In the USA the anthem in usually led by a famous singer who may take great liberty with the actual music and most people just listen. This demostration had the many thousands of soldiers standing at attention singing all four verses. How many in the US have ever heard the other verses of our anthem? There are three, I believe (oops, not three people but three stanzas, although maybe close to that many people)

Included with the military in this unusual 'parada' were indigenous groups from all over the country, brought into Santa Cruz to be included. It was an impressive undertaking to try to house and maintain that many people here without an eruption of violence. Many protested the bringing in of so many non military units from outside of the area. Many were worried about the andean militia unit called the 'poncho rojos' - known for their red ponchos and the WWII style guns they use. These groups were trucked in from where they were being housed into the Trompillo Airport where the parada was being held - no it wasn't a march down main street.

In Spanish the verb "parar" means to stand. So "parada," really means "the standing". And yes they stood - for hours this morning awaiting the arrival of the President, through the speeches and other fanfare. The sight was impressive: literally thousands upon thousands standing, then slowly marching with the German type, difficult long step past the flag and the president. And the red, green and yellow furling in the strong cruceno wind like an ocean of ribbon candy. I was truly impressed. Bolivia may be a nation that suffers from disorganization, corruption, lack of political stability, but it sure understands the word 'respect' when it comes to their flag and their nation, even in the midst of national crisis and disaccord.

Wednesday, August 01, 2007

Almost a year..

.August is upon us and this month sailing in marks one year that we are in Santa Cruz. Time doesn't stand still by any means and as we look around us, we realize we have created what we think is a cozy home, have reunited with a very close-knit family and have found a church family where we are serving and loving. So I guess we are home.

This week I am battling the first head cold I have had in a long,long time. But as I sniffle I also nibble - having found a great brownie mix here that can't be beat! I also must let family know that we have found bacon here as well. I complilaned to many on our last trip how much I miss bacon and, once again, Daniel was right: There is bacon here - we just weren't looking in the right place (with the more expensive smoked deli cuts). So we had blt sandwiches one night.

Daniel is kept very busy with the church project. The roof tiles have been removed and the heavy duty work is upon us. Re-roofing also means redoing the ceiling and so this is quite a project. We pray it does not rain for the couple of weeks this work will take. The US dollar is also fluctuating quite a bit - dropping steadily - and so Daniel is being very cautious about the use of the money for this project.
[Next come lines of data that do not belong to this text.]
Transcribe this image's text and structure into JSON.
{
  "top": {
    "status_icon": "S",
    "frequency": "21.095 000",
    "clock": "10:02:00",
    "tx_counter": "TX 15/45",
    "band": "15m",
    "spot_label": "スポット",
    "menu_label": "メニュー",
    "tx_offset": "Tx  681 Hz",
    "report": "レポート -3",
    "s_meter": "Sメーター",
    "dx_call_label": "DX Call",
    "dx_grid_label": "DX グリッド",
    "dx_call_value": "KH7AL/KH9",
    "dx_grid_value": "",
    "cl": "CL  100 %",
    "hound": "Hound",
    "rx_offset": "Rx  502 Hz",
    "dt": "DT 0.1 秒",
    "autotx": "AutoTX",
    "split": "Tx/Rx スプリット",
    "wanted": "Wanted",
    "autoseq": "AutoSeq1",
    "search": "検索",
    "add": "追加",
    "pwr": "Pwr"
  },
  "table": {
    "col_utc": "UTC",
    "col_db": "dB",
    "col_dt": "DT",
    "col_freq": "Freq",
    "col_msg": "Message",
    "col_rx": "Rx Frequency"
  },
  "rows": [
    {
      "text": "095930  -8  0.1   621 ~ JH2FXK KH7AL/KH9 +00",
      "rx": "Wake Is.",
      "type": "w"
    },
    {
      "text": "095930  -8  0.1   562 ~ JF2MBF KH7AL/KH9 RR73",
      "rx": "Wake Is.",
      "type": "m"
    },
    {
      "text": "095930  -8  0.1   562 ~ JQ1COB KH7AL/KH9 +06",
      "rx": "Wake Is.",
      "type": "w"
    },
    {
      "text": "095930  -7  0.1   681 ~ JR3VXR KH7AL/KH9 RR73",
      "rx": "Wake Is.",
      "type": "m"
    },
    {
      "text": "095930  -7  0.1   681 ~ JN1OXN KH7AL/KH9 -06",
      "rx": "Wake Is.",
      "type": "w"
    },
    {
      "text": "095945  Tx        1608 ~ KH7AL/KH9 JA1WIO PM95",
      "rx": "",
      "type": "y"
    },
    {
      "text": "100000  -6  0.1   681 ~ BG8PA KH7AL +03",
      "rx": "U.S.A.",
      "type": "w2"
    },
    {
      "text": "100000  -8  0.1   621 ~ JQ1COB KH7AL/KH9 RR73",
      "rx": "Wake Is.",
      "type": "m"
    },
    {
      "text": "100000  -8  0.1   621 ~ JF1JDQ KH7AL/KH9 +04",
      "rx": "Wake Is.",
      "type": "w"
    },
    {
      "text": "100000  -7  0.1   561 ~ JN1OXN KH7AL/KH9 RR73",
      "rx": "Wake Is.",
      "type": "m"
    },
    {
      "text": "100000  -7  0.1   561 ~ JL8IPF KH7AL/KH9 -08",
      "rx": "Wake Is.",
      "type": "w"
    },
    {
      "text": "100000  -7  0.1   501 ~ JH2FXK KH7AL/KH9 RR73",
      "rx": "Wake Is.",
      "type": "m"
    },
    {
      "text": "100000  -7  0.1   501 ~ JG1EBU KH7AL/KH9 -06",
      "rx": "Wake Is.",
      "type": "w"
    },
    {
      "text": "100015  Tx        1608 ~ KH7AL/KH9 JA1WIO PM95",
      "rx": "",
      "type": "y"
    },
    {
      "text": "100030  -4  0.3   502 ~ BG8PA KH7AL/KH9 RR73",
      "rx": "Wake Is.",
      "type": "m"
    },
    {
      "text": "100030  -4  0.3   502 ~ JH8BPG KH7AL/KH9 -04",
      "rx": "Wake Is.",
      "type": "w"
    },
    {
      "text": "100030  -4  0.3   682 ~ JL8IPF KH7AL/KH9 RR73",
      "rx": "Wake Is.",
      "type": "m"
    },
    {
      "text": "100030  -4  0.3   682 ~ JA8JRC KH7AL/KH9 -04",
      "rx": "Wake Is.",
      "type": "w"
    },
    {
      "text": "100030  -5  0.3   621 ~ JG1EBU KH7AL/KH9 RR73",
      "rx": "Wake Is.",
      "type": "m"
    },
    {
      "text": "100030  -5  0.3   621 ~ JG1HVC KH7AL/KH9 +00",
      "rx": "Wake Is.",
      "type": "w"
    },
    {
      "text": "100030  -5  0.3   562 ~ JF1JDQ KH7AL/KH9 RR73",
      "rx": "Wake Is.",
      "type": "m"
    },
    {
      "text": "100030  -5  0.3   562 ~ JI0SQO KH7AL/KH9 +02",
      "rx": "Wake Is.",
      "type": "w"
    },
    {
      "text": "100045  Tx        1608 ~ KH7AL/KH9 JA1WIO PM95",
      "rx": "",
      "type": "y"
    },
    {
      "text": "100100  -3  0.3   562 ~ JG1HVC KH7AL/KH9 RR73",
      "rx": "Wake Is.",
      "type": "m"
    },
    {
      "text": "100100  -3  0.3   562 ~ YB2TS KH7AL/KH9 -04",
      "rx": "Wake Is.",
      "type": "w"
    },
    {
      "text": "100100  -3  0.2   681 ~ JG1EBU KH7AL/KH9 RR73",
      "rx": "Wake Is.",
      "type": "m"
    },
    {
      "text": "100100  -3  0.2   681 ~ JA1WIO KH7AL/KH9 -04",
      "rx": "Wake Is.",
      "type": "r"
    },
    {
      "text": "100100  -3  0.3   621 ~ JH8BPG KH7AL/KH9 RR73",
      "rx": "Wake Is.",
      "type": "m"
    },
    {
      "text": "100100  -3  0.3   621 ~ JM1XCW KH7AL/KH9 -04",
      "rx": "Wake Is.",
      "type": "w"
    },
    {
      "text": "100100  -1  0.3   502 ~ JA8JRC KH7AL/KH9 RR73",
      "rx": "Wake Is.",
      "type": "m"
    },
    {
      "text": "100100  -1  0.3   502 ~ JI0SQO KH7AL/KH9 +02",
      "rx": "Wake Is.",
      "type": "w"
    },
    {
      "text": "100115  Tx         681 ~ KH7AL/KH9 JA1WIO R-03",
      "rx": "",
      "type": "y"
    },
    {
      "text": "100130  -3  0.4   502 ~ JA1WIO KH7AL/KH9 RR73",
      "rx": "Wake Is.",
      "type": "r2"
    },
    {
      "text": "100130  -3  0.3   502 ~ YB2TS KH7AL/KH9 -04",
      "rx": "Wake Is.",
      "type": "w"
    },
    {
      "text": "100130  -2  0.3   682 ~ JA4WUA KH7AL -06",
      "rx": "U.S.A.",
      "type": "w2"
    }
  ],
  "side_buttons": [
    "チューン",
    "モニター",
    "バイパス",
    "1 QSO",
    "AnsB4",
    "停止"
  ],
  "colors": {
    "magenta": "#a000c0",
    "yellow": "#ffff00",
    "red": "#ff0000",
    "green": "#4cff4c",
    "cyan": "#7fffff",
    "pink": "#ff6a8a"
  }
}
Bolivian independence day is August 6. There is some unrest as the president has ordered that the traditional military parade be held here in Santa Cruz rather in La Paz. Crucenos are not happy and it remains to be seen what will happen. Not only is the president sending in the military, but also about 2, 000 highland indians to march in the city here. Our own Santa Cruz indigenous peoples have refused to march under these conditions. I'm not good at explaining what is going on, nor am I sure I really understand, but Miguel's blog - has more details. As for us, we are well, house is stocked with food and we rest in God's grace.

Daniel and I are reading the Purpose Driven Life together for the next 40 days along with 40 day period of prayer and fasting that our church in undertaking. We are again reminded that God has a purpose for each of our lives. May we find it and fulfill it.